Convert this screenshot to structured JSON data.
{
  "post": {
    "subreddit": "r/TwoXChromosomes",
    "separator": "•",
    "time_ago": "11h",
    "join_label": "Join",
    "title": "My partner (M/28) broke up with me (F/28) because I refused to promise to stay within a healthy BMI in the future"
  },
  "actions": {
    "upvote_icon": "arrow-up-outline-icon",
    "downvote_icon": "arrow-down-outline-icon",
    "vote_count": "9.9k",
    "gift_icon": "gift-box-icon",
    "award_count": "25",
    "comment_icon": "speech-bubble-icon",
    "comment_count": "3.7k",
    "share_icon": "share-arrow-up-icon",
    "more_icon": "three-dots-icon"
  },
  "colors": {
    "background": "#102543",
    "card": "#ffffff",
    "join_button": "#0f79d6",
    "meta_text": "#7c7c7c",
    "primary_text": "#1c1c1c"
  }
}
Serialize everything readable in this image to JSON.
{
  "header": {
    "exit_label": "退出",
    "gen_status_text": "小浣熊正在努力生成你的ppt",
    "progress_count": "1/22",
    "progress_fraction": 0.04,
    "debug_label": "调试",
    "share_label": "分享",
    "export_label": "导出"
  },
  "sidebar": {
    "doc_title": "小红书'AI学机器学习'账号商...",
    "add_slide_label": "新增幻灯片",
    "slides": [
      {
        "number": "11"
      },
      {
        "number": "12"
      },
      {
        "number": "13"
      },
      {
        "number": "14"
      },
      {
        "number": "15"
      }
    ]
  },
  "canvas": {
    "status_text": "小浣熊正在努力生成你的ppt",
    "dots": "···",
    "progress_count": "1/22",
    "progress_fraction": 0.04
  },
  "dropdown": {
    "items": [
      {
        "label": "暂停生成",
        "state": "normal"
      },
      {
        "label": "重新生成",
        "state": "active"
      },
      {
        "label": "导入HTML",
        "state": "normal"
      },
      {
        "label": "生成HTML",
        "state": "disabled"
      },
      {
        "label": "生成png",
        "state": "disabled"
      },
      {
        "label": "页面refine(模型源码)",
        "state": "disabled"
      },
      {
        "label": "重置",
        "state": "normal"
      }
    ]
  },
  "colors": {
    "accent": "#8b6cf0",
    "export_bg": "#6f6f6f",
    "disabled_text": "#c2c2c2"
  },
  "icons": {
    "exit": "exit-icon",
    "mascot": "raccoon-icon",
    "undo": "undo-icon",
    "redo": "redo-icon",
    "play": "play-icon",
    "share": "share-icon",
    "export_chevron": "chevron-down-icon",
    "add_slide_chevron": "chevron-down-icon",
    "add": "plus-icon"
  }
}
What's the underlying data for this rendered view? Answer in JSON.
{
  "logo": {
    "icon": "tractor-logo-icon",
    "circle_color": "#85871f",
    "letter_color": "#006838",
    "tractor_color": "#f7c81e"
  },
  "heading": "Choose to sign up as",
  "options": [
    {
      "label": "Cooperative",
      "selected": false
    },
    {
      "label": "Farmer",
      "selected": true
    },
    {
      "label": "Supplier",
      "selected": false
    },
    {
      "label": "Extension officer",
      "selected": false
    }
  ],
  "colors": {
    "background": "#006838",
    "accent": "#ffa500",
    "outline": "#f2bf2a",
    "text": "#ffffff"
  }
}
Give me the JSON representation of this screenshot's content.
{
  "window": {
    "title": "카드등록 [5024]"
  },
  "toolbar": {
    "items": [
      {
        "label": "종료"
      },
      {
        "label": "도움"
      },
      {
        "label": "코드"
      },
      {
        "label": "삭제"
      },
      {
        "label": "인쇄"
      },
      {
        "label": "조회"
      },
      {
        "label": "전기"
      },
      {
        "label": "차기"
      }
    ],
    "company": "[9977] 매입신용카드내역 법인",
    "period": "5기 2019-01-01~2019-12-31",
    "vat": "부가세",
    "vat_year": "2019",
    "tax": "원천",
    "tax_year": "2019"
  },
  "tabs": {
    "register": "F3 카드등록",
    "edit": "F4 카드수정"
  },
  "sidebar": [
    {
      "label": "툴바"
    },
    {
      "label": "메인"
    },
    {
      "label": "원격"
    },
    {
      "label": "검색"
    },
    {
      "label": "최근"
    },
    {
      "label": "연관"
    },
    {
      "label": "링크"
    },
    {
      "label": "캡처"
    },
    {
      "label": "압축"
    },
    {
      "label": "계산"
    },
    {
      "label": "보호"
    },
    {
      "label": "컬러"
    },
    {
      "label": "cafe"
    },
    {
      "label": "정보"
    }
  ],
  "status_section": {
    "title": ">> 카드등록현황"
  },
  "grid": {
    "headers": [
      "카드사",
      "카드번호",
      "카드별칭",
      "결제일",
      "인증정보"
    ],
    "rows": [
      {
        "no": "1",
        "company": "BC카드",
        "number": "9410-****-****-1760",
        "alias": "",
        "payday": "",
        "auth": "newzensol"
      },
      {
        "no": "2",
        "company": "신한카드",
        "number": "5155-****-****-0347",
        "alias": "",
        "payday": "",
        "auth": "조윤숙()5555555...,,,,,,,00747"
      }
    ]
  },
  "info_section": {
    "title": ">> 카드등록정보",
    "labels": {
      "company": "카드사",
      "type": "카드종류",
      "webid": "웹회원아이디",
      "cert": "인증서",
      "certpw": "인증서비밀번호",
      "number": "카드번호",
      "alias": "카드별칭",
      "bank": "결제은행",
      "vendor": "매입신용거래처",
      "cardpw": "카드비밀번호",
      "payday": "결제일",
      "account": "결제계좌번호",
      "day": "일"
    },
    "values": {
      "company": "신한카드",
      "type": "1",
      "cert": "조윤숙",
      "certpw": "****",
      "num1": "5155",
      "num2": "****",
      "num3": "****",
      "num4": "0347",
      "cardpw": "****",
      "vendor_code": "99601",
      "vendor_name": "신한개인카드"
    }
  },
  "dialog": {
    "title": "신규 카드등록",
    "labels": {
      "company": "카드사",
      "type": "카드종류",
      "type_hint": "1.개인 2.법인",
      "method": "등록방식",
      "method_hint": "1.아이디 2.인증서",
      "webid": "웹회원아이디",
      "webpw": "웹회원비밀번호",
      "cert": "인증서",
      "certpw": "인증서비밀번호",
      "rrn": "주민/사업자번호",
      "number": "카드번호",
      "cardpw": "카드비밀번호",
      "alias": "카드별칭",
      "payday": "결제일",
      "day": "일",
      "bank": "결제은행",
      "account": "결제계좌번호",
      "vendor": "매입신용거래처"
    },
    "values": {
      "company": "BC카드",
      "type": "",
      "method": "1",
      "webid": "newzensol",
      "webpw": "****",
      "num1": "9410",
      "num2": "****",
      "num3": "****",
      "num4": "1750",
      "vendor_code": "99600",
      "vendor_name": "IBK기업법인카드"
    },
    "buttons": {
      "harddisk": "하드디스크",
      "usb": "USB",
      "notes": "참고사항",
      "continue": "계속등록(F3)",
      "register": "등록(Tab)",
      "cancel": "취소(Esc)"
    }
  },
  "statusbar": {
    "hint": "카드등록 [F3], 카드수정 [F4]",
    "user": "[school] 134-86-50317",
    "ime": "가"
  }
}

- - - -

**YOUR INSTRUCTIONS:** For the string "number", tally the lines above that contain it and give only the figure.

**THE COMPLETED TASK:** 9